- [Source material]:
* * *

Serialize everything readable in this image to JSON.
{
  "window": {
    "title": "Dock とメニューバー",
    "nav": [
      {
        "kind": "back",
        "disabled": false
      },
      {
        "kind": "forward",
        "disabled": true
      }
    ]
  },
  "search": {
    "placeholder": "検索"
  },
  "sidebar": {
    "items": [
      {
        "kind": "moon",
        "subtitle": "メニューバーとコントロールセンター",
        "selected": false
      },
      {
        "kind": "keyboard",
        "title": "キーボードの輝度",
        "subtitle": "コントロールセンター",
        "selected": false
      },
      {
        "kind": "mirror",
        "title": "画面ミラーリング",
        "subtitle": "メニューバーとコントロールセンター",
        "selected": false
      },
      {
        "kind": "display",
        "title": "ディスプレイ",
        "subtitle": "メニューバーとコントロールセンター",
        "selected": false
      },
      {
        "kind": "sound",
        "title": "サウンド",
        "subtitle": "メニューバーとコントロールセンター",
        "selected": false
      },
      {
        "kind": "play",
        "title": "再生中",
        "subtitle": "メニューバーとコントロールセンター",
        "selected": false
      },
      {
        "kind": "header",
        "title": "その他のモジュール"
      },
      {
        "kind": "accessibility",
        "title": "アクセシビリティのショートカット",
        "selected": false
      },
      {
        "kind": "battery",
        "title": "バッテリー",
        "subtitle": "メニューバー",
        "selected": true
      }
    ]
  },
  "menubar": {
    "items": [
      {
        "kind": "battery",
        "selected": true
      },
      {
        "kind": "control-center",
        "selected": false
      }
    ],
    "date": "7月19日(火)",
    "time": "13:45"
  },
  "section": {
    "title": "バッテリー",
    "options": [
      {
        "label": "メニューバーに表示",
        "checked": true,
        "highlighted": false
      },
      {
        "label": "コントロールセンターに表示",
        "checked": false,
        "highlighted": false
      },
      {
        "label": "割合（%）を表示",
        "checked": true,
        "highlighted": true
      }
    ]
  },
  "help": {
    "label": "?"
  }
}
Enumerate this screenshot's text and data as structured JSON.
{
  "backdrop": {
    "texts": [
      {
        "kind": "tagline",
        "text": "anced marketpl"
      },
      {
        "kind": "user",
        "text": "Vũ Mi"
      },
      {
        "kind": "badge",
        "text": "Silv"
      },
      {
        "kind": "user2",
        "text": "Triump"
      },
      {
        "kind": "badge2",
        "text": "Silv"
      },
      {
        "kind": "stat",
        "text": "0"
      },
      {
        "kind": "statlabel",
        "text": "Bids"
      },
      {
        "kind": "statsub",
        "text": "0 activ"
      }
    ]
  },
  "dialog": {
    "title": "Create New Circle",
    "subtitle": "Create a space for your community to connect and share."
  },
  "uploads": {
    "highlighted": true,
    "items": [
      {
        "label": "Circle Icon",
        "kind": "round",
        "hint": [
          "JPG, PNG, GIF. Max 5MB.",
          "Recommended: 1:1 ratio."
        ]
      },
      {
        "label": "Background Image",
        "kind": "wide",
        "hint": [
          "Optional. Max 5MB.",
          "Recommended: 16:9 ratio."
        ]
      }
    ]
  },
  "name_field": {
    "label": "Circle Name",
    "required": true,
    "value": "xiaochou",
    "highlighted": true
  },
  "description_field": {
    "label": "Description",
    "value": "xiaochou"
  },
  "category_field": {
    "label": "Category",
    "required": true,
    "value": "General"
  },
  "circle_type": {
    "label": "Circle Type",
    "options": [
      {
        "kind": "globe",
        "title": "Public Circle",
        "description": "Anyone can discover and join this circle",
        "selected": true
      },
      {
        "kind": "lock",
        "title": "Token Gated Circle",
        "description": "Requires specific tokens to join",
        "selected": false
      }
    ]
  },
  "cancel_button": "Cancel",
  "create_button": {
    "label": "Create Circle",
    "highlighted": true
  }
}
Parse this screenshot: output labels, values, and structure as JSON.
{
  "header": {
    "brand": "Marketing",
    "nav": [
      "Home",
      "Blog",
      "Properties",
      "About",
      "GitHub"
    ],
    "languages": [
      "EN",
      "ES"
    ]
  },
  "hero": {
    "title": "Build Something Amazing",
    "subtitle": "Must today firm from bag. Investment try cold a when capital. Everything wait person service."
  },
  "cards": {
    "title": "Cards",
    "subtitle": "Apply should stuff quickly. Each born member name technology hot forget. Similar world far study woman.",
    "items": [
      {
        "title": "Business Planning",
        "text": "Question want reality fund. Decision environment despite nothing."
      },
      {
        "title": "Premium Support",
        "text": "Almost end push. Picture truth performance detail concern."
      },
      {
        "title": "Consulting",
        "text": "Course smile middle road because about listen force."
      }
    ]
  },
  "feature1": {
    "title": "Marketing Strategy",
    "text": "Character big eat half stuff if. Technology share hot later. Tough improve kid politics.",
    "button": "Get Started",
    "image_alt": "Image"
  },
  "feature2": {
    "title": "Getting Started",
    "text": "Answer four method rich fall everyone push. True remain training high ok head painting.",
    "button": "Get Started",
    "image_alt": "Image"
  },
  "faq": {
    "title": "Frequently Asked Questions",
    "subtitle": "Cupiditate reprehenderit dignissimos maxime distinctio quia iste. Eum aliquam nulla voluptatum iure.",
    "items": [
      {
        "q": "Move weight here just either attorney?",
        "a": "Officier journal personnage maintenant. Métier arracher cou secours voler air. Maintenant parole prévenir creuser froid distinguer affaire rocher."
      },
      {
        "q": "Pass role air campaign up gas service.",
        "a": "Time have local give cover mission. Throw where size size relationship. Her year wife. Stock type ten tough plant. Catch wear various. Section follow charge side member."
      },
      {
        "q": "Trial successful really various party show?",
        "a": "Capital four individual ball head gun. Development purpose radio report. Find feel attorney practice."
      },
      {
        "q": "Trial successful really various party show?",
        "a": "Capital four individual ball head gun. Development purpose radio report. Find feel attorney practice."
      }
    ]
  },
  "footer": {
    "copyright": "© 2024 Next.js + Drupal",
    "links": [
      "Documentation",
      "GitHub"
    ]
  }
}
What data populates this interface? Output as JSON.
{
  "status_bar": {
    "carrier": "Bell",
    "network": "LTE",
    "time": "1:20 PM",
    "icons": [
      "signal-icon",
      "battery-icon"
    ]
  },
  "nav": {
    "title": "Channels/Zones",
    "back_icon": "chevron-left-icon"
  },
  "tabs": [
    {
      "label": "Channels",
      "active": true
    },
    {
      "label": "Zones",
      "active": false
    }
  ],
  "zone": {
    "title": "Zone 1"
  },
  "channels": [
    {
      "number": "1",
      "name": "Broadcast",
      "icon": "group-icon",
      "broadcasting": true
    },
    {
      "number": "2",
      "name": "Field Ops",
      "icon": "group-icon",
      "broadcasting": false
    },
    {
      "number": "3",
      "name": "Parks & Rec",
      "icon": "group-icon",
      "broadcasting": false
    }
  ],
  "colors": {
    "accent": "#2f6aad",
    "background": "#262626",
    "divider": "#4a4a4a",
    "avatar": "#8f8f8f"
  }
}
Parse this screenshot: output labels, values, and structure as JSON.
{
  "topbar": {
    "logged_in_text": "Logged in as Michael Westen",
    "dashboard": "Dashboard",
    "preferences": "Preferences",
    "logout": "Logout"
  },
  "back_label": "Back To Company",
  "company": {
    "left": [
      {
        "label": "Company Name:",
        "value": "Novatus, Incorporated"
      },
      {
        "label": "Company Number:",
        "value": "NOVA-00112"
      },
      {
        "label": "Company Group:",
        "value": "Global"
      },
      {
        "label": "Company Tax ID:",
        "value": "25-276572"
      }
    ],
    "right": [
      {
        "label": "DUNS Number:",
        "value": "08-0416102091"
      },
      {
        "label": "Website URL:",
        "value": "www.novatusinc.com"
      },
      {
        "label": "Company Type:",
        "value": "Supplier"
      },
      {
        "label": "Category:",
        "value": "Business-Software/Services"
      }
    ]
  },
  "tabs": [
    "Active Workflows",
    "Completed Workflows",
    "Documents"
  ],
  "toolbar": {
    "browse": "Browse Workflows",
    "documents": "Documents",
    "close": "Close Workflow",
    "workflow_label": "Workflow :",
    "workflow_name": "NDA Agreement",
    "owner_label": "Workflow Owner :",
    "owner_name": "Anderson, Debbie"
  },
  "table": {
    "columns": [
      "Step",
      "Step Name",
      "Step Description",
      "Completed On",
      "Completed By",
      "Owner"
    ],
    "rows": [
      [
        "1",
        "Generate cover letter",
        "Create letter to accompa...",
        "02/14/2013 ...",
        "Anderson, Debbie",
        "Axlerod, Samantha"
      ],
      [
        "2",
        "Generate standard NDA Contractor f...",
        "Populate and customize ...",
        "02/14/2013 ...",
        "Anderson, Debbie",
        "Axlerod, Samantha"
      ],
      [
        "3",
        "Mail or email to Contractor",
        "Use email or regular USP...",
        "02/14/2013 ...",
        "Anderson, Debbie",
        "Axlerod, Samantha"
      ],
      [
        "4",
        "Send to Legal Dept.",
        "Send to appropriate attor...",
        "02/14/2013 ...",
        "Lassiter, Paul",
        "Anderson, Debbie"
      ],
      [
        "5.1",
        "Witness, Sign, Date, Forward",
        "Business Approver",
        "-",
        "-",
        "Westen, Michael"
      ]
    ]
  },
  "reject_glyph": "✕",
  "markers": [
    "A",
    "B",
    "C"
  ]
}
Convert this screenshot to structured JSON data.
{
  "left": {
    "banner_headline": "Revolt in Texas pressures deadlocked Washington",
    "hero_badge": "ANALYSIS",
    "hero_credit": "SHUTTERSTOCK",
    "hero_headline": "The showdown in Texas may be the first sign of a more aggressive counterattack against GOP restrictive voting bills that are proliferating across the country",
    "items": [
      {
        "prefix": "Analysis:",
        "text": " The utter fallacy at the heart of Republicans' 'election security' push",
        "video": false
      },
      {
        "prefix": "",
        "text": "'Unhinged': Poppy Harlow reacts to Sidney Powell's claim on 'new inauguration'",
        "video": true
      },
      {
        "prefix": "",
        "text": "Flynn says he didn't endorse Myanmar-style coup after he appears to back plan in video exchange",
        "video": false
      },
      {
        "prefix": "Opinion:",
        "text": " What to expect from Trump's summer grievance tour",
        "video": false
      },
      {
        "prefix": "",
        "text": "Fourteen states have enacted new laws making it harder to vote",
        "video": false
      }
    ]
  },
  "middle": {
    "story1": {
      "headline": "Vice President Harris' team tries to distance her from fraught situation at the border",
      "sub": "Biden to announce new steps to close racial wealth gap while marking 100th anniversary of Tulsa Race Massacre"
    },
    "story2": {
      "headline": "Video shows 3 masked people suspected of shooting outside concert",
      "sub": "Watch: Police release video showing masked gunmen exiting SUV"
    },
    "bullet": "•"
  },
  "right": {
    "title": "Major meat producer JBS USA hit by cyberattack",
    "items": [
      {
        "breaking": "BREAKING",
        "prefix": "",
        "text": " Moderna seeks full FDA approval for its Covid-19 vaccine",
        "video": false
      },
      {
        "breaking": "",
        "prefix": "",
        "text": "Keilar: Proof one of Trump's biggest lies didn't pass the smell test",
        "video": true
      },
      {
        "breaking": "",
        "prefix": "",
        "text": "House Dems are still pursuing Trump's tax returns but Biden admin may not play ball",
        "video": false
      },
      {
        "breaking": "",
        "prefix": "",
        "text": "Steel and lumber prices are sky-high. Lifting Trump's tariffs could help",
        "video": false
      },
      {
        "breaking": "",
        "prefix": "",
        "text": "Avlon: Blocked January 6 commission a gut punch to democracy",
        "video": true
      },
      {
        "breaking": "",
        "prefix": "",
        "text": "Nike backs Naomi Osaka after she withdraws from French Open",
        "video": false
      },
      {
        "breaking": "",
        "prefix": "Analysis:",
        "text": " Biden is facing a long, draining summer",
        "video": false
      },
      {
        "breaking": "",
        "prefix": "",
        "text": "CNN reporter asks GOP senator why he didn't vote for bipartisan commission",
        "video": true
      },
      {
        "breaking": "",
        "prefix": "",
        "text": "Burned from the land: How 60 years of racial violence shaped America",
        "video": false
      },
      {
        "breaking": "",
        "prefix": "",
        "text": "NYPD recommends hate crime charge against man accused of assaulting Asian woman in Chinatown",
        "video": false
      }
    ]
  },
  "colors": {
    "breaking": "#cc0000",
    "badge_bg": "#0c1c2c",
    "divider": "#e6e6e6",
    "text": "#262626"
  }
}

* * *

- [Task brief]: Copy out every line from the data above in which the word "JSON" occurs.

- [Written reply]:
Serialize everything readable in this image to JSON.
Enumerate this screenshot's text and data as structured JSON.
Parse this screenshot: output labels, values, and structure as JSON.
What data populates this interface? Output as JSON.
Parse this screenshot: output labels, values, and structure as JSON.
Convert this screenshot to structured JSON data.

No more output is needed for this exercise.